See also[edit]

References[edit]

  1. ^ http://viennaairport.com/jart/prj3/va/main.jart?rel=de&content-id=1351048408438&news_beitrag_id=1390220306576
  2. ^ a b "Flughafen Wien - Presseaussendungen & News - Offen für neue Horizonte". Viennaairport.com. Retrieved 2013-06-20. 
  3. ^ "FWAG (group) facts & figures - Open for new horizons". Viennaairport. 2012-06-05. Retrieved 2013-06-20. 
  4. ^ "Airline Industry and Aviation Safety News from Flightglobal". Retrieved 2010-12-19. 
  5. ^ a b c d e f http://www.austrianaviation.net/news-regional/news-detail/datum/2014/07/15/wien-comeback-der-terminals.html
  6. ^ "Press releases & news - Open for new horizons". Viennaairport. Retrieved 2013-10-05. 
  7. ^ "Construction Project - Open for new horizons". Viennaairport. Retrieved 2013-10-05. 
  8. ^ http://airlineroute.net/2013/12/26/ah-europe-s14/
  9. ^ http://www.austrianaviation.net/news-regional/news-detail/datum/2014/01/16/air-china-peking-wien-barcelona.html
  10. ^ "Work Programme: Austrian Concludes Transfer from Flight Operations into Tyrolean". Newsroom.austrian.com. Retrieved 2013-10-05. 
  11. ^ "Austrian Airlines to fly to Chicago from 17th May, 2013". Aviation.ca. Retrieved 2013-06-20. 
  12. ^ "Austrian Airlines Significantly Increases its North American Flight Offering". Austrian Ailrlines.ag. Retrieved 2013-10-28. 
  13. ^ "Austrian Airlines reopens services to Tehran" (Press release). Austrian Airlines. Retrieved 16 January 2014. 
  14. ^ http://www.vienna.at/easyjet-bietet-neue-verbindung-von-wien-schwechat-nach-rom-fiumicino/3969894
  15. ^ easyjet.com
  16. ^ "Ethiopian to Start Services to Vienna, its ninth European destination" (Press release). Ethiopian Airlines. 1 March 2014. Retrieved 1 March 2014. 
  17. ^ http://eurolot.com/en/timetable/VIE-HDF.html#top
  18. ^ a b c http://viennaairport.com/jart/prj3/va/uploads/data-uploads/Passagier/VIE_Flugplan_nach_Destinationen_de.pdf
  19. ^ "Kuwait Airways Co. : Summer 2013 : Clearance Schedule". Kuwaitairways.com. Retrieved 2013-10-05. 
  20. ^ http://airlineroute.net/2014/06/02/abhg-vie-w14/
  21. ^ a b L, J (19 February 2014). "NIKI to start Agadir and Marrakesh". Airline Route. Retrieved 14 October 2014. 
  22. ^ http://www.flyniki.com/en-AT/flightplan/index/results/departure/VIE/destination/PFO/outbounddate/2015-03/returndate//withreturnflight/0/directflight/1/airlinefilter/0/et_cid/128/et_lid/166676/et_sub/show_timetable
  23. ^ "Turkish Airlines Cargo Winter Schedule". Download.thy.com. Retrieved 2013-10-05. 
  24. ^ "ASN Aircraft accident Convair CV-340-58 YU-ADC Wien-Schwechat International Airport (VIE)". Aviation-safety.net. 1955-10-10. Retrieved 2013-10-05. 

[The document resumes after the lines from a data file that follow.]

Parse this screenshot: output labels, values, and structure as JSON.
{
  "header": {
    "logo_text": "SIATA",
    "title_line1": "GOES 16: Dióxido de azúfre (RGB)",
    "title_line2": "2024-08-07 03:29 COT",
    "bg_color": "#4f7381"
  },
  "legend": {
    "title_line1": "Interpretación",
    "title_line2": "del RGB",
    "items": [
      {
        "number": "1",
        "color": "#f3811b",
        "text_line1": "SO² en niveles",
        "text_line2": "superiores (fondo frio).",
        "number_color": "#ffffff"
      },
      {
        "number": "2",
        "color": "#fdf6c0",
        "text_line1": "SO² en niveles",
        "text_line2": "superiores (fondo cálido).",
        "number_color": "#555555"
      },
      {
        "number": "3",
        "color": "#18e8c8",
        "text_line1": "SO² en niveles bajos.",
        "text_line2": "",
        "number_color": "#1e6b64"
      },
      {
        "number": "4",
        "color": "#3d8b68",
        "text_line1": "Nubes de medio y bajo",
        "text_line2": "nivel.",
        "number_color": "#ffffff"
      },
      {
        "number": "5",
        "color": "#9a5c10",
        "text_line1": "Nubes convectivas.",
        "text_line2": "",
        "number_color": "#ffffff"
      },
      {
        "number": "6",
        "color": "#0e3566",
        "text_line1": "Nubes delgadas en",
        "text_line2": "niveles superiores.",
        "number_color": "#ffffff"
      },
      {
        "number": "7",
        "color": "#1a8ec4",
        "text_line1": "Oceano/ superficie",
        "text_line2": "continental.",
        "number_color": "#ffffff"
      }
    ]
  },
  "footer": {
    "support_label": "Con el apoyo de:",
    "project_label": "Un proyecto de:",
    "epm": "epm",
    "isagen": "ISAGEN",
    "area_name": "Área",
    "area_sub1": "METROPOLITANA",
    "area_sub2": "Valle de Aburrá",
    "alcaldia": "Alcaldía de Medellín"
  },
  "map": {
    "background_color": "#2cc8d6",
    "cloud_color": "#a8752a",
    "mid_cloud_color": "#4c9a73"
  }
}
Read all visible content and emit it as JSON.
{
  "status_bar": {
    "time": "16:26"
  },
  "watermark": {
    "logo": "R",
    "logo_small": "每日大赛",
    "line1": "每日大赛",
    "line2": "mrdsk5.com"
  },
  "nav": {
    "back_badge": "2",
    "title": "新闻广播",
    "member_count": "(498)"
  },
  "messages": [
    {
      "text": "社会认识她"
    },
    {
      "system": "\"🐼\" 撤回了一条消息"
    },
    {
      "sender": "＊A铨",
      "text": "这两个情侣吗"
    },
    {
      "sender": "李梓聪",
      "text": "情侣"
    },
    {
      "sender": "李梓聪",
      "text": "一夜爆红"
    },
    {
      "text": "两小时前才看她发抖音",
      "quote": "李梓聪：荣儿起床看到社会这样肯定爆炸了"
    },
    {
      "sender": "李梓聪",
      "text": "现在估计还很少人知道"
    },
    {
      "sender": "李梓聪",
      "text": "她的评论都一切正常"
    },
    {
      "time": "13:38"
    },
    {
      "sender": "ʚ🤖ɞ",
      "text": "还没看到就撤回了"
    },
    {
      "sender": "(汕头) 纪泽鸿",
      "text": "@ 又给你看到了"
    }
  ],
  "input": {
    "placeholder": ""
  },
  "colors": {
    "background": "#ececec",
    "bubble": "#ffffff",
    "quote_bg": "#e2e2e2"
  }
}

External links[edit]

Media related to Vienna International Airport at Wikimedia Commons